However, the means for providing these services is as valuable to the operations of the company as the services themselves. This is where soft skills are of significance – employing individuals with vibrant interpersonal skills formulates a powerful “feel” for the company and enables the company to better connect to customers, understand their needs, and consequently provide more thorough and expedient satisfaction of clients.
By integrating individuals on the autism spectrum in the workplace with individuals for whom soft skills may come more naturally, a mutualistic workplace environment where evolving business processes benefit from the specializations of employees and colleagues directly contribute to the enhancement of each other’s soft and hard skills through both mentoring and collaboration on professional objectives is born.
“The biggest emotion in creation is the bridge to optimism.” – Brian May
Human beings are not meant to stay in stasis, but rather “blaze trails” – we are all driven by the quest to find meaning in the self and our experiences, as well as a universal thirst for creative rebirth, and this comes to fruition through the consistent generation and recalibration of benchmarks among both individuals and groups. This dynamic is readily obvious professionally, with companies propelled by the need to regularly update their services and products to satisfy ever-fluctuating customer trends, and employees consistently seeking to lend talents to endeavors where they can kindle their powers of creation and enhance their professional and personal self-worth.
And it is why neurodiversity is essential to the evolution of any business – it is both a financially responsible and morally righteous business practice if the process for training workers is solidly organized and spearheaded by individuals of impeccable character. Neurodiversity enables a company to become “state-of-the-art” both spiritually and economically through the amplification of productivity and community outreach, as well as the championing of diversity and unity, and it enables people on the autism spectrum to be a driving force behind daily business and hiring processes.
I am eternally grateful for the experience that SAP has provided me, as it has instilled in me enhanced social confidence in my professional and personal dealings and led me to fully realize how rich of an impact I and other individuals on the autism spectrum can have intellectually and emotionally on not only a global business, but also other people.
It is my hope and dream that others on the autism spectrum can experience these same rewards and that neurodiversity evolves from “market inefficiency” to the “norm” in corporate America.

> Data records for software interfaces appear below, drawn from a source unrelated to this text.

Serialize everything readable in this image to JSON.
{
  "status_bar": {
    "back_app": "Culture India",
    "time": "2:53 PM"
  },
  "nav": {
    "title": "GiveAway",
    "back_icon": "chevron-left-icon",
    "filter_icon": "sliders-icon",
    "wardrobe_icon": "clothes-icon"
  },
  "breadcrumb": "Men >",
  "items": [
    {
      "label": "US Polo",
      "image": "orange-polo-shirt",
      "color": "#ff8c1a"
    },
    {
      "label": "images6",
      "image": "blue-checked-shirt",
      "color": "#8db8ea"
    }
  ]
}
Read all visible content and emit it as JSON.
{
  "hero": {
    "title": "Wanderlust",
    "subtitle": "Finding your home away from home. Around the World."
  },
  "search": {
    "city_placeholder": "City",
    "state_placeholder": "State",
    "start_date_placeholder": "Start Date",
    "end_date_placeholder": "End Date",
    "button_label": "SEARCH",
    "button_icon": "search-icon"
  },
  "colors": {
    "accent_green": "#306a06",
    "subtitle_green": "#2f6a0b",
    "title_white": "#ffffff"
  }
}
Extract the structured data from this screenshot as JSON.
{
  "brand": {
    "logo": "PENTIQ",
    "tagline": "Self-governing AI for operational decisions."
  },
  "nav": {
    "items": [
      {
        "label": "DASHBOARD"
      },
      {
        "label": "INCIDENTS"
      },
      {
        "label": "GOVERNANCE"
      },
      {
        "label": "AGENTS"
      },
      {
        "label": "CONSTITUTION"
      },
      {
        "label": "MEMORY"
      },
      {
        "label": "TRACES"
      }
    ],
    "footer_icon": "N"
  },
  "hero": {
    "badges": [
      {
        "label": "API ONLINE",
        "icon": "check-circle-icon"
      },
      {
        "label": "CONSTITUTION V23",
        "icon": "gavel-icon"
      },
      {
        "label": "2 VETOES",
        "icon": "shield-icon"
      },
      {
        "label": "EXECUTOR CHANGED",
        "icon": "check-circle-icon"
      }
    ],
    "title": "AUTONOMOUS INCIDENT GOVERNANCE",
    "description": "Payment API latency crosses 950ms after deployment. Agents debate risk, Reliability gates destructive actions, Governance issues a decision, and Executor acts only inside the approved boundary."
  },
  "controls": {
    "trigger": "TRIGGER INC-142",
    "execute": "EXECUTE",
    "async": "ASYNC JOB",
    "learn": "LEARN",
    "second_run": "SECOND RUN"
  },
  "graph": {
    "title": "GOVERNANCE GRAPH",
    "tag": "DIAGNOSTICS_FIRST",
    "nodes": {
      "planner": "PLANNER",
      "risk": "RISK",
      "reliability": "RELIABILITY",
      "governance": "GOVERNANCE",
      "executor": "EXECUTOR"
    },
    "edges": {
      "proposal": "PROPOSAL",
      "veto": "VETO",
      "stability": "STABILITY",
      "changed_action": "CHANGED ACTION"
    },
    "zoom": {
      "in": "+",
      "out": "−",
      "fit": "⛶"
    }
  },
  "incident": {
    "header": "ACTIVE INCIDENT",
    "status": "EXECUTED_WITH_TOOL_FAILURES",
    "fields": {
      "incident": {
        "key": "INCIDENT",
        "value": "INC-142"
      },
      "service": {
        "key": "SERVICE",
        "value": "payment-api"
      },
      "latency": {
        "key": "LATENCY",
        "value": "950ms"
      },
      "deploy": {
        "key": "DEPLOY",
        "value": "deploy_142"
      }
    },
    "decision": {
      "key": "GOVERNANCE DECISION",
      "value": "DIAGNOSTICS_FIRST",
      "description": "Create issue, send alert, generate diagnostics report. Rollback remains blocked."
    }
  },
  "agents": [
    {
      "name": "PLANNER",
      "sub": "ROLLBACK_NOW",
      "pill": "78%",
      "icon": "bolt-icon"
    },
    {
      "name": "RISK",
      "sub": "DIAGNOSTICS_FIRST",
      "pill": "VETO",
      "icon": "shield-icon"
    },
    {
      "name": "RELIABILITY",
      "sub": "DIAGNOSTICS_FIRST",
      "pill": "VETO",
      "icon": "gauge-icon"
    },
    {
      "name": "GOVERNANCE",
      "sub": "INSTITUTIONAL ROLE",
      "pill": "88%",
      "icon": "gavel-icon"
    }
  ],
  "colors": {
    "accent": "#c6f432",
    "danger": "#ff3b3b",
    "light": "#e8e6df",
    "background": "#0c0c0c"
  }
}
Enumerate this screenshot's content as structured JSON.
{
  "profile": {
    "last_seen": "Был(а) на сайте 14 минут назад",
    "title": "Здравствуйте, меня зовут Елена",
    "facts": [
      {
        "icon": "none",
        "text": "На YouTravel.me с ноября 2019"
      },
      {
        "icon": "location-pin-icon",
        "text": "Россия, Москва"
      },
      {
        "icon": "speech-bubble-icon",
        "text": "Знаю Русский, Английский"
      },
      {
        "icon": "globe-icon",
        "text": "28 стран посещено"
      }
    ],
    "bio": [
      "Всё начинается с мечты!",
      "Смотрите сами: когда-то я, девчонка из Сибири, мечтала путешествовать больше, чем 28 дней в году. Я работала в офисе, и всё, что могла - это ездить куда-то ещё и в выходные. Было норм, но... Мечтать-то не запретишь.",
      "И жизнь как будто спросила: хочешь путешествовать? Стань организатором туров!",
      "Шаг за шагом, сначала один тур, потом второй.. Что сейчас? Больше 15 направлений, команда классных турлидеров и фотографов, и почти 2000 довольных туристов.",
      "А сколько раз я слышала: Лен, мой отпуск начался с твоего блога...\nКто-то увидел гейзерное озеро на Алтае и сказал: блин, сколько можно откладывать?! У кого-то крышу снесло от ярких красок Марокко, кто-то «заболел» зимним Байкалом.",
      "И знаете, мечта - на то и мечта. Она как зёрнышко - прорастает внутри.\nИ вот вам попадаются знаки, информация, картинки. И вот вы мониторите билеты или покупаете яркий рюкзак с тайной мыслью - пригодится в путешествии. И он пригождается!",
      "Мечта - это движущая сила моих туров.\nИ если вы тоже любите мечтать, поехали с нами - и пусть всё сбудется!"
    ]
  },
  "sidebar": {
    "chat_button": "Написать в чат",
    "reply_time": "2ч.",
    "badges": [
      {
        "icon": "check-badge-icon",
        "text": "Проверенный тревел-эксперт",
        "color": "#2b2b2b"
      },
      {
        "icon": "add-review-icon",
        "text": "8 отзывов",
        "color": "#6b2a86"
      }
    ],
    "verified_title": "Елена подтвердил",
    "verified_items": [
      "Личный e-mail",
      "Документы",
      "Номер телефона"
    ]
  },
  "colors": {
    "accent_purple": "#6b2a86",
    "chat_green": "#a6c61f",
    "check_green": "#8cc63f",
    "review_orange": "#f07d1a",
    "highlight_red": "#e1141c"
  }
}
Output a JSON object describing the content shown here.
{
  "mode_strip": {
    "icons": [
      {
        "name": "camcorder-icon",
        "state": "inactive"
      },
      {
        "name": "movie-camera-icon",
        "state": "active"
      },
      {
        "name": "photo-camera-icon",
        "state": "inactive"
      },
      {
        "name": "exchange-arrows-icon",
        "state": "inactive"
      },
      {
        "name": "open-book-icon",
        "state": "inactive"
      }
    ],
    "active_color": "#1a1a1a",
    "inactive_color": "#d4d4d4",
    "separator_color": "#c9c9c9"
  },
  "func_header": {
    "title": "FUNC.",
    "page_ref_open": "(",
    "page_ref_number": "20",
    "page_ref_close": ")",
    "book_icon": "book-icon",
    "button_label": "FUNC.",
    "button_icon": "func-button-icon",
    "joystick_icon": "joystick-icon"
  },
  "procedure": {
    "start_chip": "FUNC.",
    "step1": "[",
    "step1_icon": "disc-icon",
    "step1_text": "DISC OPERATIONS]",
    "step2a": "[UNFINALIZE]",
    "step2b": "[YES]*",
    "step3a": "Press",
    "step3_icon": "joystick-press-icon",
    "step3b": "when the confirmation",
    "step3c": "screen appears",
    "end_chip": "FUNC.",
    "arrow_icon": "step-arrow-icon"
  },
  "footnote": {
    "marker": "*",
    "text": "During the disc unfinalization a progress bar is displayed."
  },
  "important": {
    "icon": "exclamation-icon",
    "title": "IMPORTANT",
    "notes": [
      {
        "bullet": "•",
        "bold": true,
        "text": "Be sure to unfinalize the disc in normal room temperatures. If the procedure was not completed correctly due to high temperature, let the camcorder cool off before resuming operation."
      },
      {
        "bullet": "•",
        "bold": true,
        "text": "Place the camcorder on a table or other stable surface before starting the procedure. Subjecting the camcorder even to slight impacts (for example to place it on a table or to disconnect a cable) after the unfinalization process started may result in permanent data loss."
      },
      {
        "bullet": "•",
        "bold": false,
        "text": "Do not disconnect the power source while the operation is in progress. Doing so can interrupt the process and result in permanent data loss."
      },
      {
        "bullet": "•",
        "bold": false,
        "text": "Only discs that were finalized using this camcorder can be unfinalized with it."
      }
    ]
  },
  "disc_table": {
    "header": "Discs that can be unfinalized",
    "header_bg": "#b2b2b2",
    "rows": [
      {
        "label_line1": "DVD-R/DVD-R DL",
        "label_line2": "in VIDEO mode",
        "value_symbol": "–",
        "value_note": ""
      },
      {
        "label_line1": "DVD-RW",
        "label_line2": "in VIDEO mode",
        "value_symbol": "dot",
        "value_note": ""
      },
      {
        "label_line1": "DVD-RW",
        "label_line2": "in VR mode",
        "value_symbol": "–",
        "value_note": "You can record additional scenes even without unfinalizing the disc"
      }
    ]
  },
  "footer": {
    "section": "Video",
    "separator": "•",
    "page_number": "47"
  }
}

About the Author
Michael was born in Phoenixville, PA. He is an alumnus of Ursinus College, where he graduated with a Bachelor’s Degree in math and physics, and is now employed at SAP as a Sales Operations Process Management Specialist. Here, he applies his analytical skills to produce data analysis to help guide the difficult, but necessary financial and sales decisions made at an executive level by SAP. In my spare time, he works with his father, providing business and technology insights that have helped to shape the vision and direction of his ever-evolving physician-focused financial education business.
Michael is a member of SAP’s Autism at Work program and active in his community. He has had the honor of sharing his story on various panels, from the PA Disability Employment Summit to the Philadelphia Eagles Autism Challenge and SAP Select at SAPPHIRE NOW.
In addition to his civic pursuits, Michael maintains a strong passion for exercise, reading, and his beloved Philadelphia Eagles. He currently resides in the Greater Philadelphia Area.
All rights reserved. This material/or content may not be reproduced or distributed, in whole or in part, without the prior written permission of the author, Michael A. Giongo.